═════ EXTRACTED INFORMATION ═════

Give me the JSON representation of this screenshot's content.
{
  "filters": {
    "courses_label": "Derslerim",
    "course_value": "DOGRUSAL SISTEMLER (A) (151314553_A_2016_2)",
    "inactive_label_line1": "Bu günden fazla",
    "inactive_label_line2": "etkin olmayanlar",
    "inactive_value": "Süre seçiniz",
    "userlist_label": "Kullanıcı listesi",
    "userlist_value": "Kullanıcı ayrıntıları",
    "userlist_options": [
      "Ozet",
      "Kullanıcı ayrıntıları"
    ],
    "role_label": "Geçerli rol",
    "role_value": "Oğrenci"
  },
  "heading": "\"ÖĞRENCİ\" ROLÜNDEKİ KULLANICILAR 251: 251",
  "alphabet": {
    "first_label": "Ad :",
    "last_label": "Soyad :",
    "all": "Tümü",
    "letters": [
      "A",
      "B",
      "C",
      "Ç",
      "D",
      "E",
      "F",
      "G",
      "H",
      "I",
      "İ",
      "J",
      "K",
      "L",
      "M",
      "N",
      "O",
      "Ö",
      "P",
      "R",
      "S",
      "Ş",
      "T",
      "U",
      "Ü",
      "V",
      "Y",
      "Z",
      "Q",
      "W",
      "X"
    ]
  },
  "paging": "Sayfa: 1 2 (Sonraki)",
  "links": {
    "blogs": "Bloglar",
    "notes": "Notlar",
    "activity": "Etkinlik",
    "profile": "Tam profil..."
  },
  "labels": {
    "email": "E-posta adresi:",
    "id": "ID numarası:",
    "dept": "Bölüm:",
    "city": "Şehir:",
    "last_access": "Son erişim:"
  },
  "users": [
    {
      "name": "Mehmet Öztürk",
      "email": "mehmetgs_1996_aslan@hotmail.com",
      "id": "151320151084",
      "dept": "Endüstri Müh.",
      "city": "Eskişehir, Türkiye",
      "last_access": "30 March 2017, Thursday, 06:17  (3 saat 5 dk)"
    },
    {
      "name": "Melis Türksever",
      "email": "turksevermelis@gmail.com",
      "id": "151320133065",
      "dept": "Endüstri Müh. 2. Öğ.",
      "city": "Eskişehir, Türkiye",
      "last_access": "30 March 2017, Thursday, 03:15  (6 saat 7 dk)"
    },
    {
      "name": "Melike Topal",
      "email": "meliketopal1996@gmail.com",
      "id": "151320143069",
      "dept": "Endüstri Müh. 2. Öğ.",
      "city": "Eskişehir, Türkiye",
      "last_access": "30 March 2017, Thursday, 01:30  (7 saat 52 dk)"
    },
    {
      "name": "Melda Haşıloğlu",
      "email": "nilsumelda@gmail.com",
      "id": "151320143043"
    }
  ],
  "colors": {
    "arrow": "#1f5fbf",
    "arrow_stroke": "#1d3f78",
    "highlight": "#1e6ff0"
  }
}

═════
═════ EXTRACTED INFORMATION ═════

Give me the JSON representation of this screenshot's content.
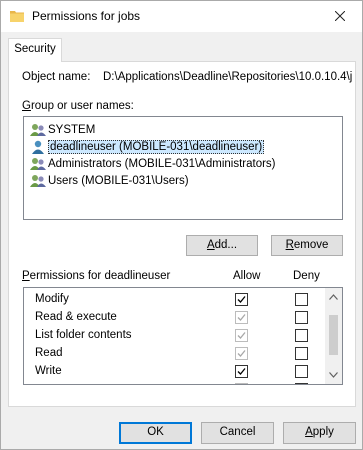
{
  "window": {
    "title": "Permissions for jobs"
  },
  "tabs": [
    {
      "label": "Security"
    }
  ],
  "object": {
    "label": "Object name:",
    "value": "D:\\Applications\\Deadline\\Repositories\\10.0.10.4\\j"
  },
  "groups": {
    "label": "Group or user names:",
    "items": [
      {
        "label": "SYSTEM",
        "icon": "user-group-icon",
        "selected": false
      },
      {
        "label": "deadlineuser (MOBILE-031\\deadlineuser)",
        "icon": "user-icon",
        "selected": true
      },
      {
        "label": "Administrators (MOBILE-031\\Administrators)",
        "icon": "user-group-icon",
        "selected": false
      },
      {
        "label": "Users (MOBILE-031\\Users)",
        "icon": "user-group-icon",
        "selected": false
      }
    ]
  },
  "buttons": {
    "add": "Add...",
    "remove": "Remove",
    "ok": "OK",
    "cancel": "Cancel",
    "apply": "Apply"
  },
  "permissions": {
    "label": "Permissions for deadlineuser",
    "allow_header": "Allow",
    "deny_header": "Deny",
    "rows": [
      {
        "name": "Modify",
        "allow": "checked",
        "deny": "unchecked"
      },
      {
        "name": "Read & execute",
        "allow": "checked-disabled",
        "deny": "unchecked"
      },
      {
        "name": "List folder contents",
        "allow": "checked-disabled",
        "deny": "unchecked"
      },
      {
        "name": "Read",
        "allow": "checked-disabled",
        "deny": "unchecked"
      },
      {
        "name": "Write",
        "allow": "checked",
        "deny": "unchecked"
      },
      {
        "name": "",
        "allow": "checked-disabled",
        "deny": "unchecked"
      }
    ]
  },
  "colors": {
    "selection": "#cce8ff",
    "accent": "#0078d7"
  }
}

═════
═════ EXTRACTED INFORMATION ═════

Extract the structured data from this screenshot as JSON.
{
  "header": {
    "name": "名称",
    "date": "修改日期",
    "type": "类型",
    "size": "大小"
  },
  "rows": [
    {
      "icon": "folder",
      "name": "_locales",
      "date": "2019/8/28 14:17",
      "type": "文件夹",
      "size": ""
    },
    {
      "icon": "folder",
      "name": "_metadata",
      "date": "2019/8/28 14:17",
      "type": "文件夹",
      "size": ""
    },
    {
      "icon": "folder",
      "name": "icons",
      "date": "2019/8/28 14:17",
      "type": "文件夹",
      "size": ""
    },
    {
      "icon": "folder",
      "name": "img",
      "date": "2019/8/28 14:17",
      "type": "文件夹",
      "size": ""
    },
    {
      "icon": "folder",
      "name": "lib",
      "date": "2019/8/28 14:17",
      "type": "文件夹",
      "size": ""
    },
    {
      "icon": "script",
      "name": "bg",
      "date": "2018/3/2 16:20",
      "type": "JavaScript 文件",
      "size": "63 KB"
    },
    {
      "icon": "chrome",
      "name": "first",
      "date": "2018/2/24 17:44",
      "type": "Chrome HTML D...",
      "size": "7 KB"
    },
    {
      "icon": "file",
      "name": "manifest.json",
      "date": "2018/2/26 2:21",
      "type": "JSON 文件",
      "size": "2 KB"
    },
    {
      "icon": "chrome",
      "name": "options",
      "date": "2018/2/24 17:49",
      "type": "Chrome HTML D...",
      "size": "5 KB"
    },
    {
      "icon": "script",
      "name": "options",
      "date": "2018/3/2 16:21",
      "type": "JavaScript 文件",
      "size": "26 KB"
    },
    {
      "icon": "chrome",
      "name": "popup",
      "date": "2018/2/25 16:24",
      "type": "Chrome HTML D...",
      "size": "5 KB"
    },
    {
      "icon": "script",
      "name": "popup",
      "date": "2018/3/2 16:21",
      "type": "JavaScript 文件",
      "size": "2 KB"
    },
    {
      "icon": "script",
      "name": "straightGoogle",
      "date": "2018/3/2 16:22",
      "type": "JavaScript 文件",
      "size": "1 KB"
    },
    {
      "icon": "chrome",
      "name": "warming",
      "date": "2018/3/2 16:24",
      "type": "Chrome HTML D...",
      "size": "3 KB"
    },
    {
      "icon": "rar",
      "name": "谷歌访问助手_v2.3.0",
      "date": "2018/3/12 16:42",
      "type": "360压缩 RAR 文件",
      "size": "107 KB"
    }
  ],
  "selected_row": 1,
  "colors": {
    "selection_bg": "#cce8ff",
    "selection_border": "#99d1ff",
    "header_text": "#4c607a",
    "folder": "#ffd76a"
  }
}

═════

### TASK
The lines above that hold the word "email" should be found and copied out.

### RESULT
    "email": "E-posta adresi:",
      "email": "mehmetgs_1996_aslan@hotmail.com",
      "email": "turksevermelis@gmail.com",
      "email": "meliketopal1996@gmail.com",
      "email": "nilsumelda@gmail.com",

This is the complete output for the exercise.